Seen together, the films Jonas in the Brig and The Brig manifest a series of triangulations between the artist protagonists – Mekas, the actors of The Living Theatre, and de Hirsch – circulating around forms of theatrical realism, filmic document, and experimental reportage. The films raise questions as to the positions and limits between the document and the chronicle, experimentalism and anti-war activism, diary and art, radically redefining the space of theater.
The play The Brig was first performed by The Living Theatre on May 13, 1963. Written by former US marine Kenneth H. Brown, it draws from Brown's own experience of being held in military prison for thirty days, for being absent without leave while serving in Japan in the 1950s. The Living Theatre's performance embodied the daily routines and degrading rituals of prisoners and guards – in Mekas’s words it was "so precisely acted that it moved with the inevitability of life itself ... it was a real brig, as far as I was concerned." Mekas witnessed the last public performance of the play, undertaken in direct resistance to attempts by the IRS to shut down The Living Theatre's location on 14th Street, that led to many audience and theater members being arrested. Possessed by the idea of documenting The Brig on film – what he saw as equivalent to a news reporter gaining access to a real Marine Corps prison – Mekas instigated a further defiant performance of the play at a temporary location on 42nd Street, the actors performing for the camera over the course of one night. The resulting film, an act of civil disobedience, restricts even further any awareness in the viewer that what is being documented is anything other than the real brutalities and humiliations of military life. The footage is tightly contained and claustrophobic, a precise reconstruction in cinematic terms of the experience of being in the play.
Present also at the filming of The Brig was poet, filmmaker, and founding member of The Film-makers' Cooperative Storm de Hirsch, and while her partner Louis Brigante assisted Mekas with the production, she shot her own short newsreel footage. Newsreel: Jonas in the Brig distinctly departs from Mekas's approach however, with Hirsch turning the camera on Mekas himself, an experimental study of the process of filming the play that succinctly captures the tension of the performance's wider context, and the anarchist, anti-authoritarian ethos behind The Living Theatre.
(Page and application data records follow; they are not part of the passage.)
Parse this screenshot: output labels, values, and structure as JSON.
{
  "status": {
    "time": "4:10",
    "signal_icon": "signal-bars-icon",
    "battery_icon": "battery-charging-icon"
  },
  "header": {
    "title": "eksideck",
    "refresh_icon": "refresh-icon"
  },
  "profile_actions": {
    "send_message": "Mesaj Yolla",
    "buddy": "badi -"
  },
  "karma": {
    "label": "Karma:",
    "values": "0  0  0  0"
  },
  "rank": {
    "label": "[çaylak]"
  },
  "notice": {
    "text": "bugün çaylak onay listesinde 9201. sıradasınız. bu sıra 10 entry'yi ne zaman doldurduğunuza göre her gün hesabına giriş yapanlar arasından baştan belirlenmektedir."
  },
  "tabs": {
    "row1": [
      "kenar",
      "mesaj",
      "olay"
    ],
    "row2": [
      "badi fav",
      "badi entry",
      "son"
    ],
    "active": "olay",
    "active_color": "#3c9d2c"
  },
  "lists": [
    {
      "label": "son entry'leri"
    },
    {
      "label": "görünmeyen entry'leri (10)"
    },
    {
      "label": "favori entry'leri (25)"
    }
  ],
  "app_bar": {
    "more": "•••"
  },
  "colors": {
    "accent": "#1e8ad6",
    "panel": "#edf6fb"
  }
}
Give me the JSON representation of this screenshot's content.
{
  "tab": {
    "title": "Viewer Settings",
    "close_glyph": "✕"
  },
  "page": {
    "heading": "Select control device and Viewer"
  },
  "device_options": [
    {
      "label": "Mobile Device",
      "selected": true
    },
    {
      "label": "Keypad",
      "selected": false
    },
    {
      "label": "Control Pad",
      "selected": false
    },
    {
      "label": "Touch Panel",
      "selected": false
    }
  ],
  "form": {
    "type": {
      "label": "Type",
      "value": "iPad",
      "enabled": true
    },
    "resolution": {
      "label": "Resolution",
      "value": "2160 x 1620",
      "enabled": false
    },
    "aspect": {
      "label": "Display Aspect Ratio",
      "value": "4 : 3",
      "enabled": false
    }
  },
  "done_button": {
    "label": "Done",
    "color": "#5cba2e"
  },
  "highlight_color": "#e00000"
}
The screenings will be followed by an open discussion with Mekas involving contributions from figures engaged with activism in theater, writing, art and cinema. Audience members are encouraged to join in the conversation, and share their own perspectives on the intersection of these practices.